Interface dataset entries
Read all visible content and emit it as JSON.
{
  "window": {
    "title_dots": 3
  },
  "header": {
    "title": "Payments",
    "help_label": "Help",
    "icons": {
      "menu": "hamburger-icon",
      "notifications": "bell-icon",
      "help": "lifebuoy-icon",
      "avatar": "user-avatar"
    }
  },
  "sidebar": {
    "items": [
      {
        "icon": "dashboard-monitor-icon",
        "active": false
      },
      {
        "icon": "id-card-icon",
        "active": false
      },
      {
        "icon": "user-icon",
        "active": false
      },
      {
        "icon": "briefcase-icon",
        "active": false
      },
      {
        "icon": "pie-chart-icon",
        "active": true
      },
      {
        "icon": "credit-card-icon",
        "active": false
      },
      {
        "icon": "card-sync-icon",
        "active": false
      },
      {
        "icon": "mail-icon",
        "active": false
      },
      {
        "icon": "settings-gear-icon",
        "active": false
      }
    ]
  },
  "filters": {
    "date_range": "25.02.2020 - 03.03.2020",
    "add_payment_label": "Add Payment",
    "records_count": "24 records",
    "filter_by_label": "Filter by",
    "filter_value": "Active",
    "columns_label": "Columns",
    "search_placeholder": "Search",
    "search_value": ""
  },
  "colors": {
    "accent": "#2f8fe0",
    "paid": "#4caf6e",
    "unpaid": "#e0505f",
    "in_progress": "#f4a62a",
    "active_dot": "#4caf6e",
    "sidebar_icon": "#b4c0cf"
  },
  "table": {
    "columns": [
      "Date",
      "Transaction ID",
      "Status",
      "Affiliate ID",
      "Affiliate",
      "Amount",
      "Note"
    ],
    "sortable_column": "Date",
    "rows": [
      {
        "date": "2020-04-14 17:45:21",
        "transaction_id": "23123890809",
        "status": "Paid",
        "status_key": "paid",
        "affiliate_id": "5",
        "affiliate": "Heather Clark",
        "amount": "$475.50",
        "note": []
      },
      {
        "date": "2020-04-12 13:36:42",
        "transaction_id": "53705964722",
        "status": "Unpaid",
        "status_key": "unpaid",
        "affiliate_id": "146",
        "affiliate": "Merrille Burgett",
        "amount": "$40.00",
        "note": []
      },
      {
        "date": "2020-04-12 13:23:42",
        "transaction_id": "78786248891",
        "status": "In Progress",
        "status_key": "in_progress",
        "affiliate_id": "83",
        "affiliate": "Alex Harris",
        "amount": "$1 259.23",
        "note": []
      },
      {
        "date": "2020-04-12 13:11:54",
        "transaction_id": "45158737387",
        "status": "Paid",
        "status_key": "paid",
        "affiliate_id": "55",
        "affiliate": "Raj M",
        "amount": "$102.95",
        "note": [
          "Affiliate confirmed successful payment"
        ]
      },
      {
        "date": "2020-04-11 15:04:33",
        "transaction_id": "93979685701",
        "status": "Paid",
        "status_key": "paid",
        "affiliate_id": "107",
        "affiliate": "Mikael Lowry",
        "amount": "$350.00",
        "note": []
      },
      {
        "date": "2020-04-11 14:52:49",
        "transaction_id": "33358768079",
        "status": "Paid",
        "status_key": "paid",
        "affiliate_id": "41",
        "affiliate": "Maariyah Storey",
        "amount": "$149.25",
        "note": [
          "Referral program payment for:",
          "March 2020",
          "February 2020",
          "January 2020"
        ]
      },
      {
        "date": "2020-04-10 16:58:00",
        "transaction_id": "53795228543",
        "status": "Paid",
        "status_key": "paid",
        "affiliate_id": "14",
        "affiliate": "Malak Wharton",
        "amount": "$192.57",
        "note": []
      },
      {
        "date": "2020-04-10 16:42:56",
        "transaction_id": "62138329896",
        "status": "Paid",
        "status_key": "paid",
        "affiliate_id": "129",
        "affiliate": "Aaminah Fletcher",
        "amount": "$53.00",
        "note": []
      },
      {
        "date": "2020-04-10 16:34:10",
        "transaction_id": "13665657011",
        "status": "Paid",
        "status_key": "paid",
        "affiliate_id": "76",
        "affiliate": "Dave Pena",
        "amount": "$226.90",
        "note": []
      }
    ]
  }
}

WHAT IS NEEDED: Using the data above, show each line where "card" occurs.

EXERCISE RESPONSE:
        "icon": "id-card-icon",
        "icon": "credit-card-icon",
        "icon": "card-sync-icon",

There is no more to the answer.